[SOURCE MATERIAL — start]
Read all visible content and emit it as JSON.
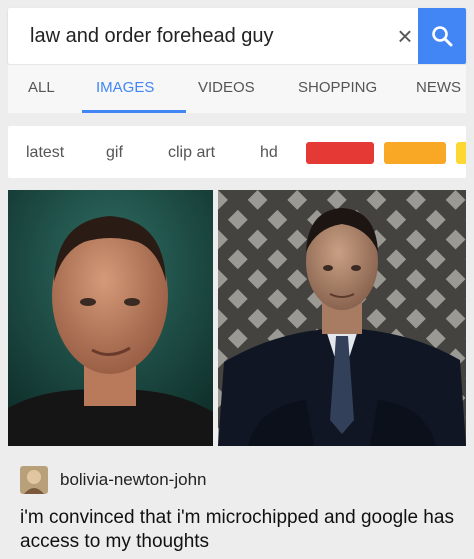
{
  "search": {
    "query": "law and order forehead guy",
    "clear_icon": "×"
  },
  "tabs": [
    {
      "label": "ALL"
    },
    {
      "label": "IMAGES",
      "active": true
    },
    {
      "label": "VIDEOS"
    },
    {
      "label": "SHOPPING"
    },
    {
      "label": "NEWS"
    }
  ],
  "filters": {
    "chips": [
      "latest",
      "gif",
      "clip art",
      "hd"
    ],
    "color_swatches": [
      "#e53935",
      "#f9a825",
      "#fdd835"
    ]
  },
  "colors": {
    "accent": "#4285f4"
  },
  "post": {
    "username": "bolivia-newton-john",
    "text": "i'm convinced that i'm microchipped and google has access to my thoughts"
  }
}
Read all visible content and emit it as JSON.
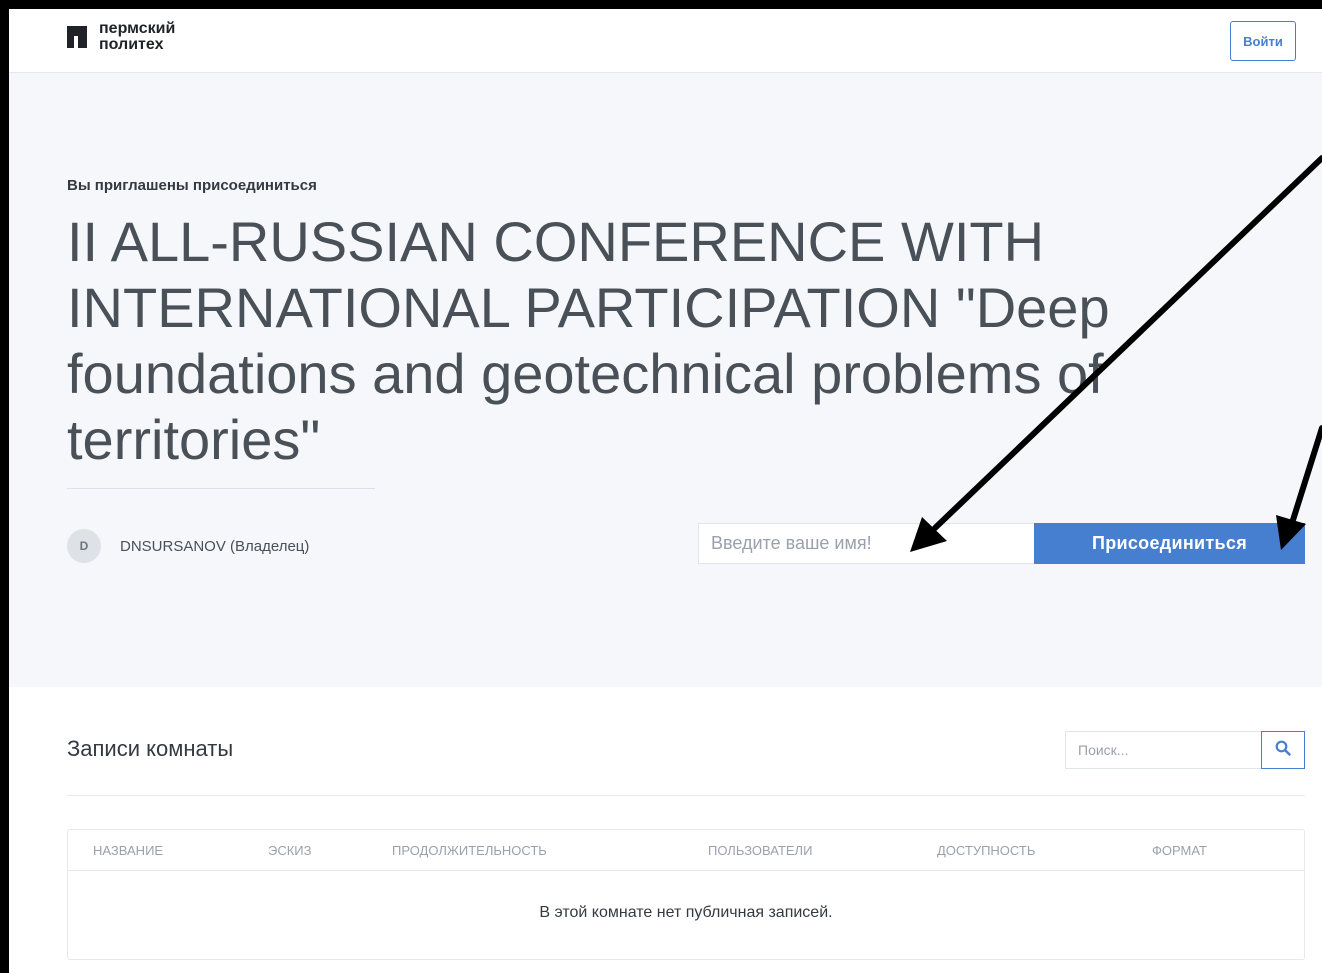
{
  "header": {
    "logo_text": "пермский\nполитех",
    "login_label": "Войти"
  },
  "hero": {
    "invited_text": "Вы приглашены присоединиться",
    "room_title": "II ALL-RUSSIAN CONFERENCE WITH INTERNATIONAL PARTICIPATION \"Deep foundations and geotechnical problems of territories\"",
    "owner": {
      "avatar_initial": "D",
      "name": "DNSURSANOV (Владелец)"
    },
    "join": {
      "name_placeholder": "Введите ваше имя!",
      "join_label": "Присоединиться"
    }
  },
  "recordings": {
    "title": "Записи комнаты",
    "search_placeholder": "Поиск...",
    "columns": [
      "НАЗВАНИЕ",
      "ЭСКИЗ",
      "ПРОДОЛЖИТЕЛЬНОСТЬ",
      "ПОЛЬЗОВАТЕЛИ",
      "ДОСТУПНОСТЬ",
      "ФОРМАТ"
    ],
    "empty_message": "В этой комнате нет публичная записей."
  },
  "colors": {
    "accent": "#467fcf",
    "hero_bg": "#f5f7fb",
    "annotation_arrows": "#000000"
  },
  "icons": {
    "search": "search-icon"
  }
}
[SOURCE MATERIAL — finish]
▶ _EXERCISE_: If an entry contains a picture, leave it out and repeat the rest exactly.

▶ _RESULT FOR THIS TASK_:
Read all visible content and emit it as JSON.
{
  "search": {
    "query": "law and order forehead guy",
    "clear_icon": "×"
  },
  "tabs": [
    {
      "label": "ALL"
    },
    {
      "label": "IMAGES",
      "active": true
    },
    {
      "label": "VIDEOS"
    },
    {
      "label": "SHOPPING"
    },
    {
      "label": "NEWS"
    }
  ],
  "filters": {
    "chips": [
      "latest",
      "gif",
      "clip art",
      "hd"
    ],
    "color_swatches": [
      "#e53935",
      "#f9a825",
      "#fdd835"
    ]
  },
  "colors": {
    "accent": "#4285f4"
  },
  "post": {
    "username": "bolivia-newton-john",
    "text": "i'm convinced that i'm microchipped and google has access to my thoughts"
  }
}
Read all visible content and emit it as JSON.
{
  "header": {
    "logo_text": "пермский\nполитех",
    "login_label": "Войти"
  },
  "hero": {
    "invited_text": "Вы приглашены присоединиться",
    "room_title": "II ALL-RUSSIAN CONFERENCE WITH INTERNATIONAL PARTICIPATION \"Deep foundations and geotechnical problems of territories\"",
    "owner": {
      "avatar_initial": "D",
      "name": "DNSURSANOV (Владелец)"
    },
    "join": {
      "name_placeholder": "Введите ваше имя!",
      "join_label": "Присоединиться"
    }
  },
  "recordings": {
    "title": "Записи комнаты",
    "search_placeholder": "Поиск...",
    "columns": [
      "НАЗВАНИЕ",
      "ЭСКИЗ",
      "ПРОДОЛЖИТЕЛЬНОСТЬ",
      "ПОЛЬЗОВАТЕЛИ",
      "ДОСТУПНОСТЬ",
      "ФОРМАТ"
    ],
    "empty_message": "В этой комнате нет публичная записей."
  },
  "colors": {
    "accent": "#467fcf",
    "hero_bg": "#f5f7fb",
    "annotation_arrows": "#000000"
  },
  "icons": {
    "search": "search-icon"
  }
}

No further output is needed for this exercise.